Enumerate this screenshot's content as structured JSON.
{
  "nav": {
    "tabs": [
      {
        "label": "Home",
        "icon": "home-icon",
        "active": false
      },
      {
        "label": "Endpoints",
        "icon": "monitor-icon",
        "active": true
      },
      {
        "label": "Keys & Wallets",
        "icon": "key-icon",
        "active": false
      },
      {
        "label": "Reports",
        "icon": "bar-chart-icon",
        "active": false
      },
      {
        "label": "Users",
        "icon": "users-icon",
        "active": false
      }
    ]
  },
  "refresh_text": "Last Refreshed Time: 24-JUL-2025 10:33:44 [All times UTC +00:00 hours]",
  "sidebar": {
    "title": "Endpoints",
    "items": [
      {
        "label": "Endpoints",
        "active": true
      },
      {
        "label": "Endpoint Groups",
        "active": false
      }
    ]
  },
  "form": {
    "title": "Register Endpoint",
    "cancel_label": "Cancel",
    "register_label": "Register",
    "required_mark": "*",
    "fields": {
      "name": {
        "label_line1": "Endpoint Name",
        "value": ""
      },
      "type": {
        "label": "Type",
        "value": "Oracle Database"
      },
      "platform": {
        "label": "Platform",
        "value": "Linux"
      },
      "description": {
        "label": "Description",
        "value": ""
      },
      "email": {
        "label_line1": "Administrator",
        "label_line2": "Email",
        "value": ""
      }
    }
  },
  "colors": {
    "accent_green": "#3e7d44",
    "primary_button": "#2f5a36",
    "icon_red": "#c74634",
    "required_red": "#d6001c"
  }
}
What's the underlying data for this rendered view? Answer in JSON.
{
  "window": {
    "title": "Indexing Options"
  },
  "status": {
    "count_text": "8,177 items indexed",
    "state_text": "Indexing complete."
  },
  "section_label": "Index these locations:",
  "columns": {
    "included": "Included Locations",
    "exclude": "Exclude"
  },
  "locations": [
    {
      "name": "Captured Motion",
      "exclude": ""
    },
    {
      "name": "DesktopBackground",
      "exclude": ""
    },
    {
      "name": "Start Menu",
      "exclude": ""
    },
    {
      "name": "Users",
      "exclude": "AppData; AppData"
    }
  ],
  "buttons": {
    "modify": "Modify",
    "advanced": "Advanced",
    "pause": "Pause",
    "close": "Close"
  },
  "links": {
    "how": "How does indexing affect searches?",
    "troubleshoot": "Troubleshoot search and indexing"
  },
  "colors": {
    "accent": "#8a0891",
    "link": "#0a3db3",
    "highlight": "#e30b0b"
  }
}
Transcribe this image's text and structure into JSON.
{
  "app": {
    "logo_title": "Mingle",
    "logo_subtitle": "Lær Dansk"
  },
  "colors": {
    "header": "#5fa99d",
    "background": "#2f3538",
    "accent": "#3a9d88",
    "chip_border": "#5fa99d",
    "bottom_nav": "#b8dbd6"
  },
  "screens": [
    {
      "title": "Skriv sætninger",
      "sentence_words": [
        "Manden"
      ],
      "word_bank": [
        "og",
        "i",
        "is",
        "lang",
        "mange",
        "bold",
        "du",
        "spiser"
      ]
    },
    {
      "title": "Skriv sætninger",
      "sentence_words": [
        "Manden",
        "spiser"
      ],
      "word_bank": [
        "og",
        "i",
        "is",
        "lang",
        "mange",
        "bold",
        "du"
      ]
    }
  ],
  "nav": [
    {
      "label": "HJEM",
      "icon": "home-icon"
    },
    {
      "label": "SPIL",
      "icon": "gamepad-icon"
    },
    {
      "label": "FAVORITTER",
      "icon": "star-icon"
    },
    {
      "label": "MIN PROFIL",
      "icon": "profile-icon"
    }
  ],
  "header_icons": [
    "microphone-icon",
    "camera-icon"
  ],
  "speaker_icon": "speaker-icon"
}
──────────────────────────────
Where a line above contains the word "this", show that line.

- RESPONSE TO THE TASK -
Enumerate this screenshot's content as structured JSON.
What's the underlying data for this rendered view? Answer in JSON.
Transcribe this image's text and structure into JSON.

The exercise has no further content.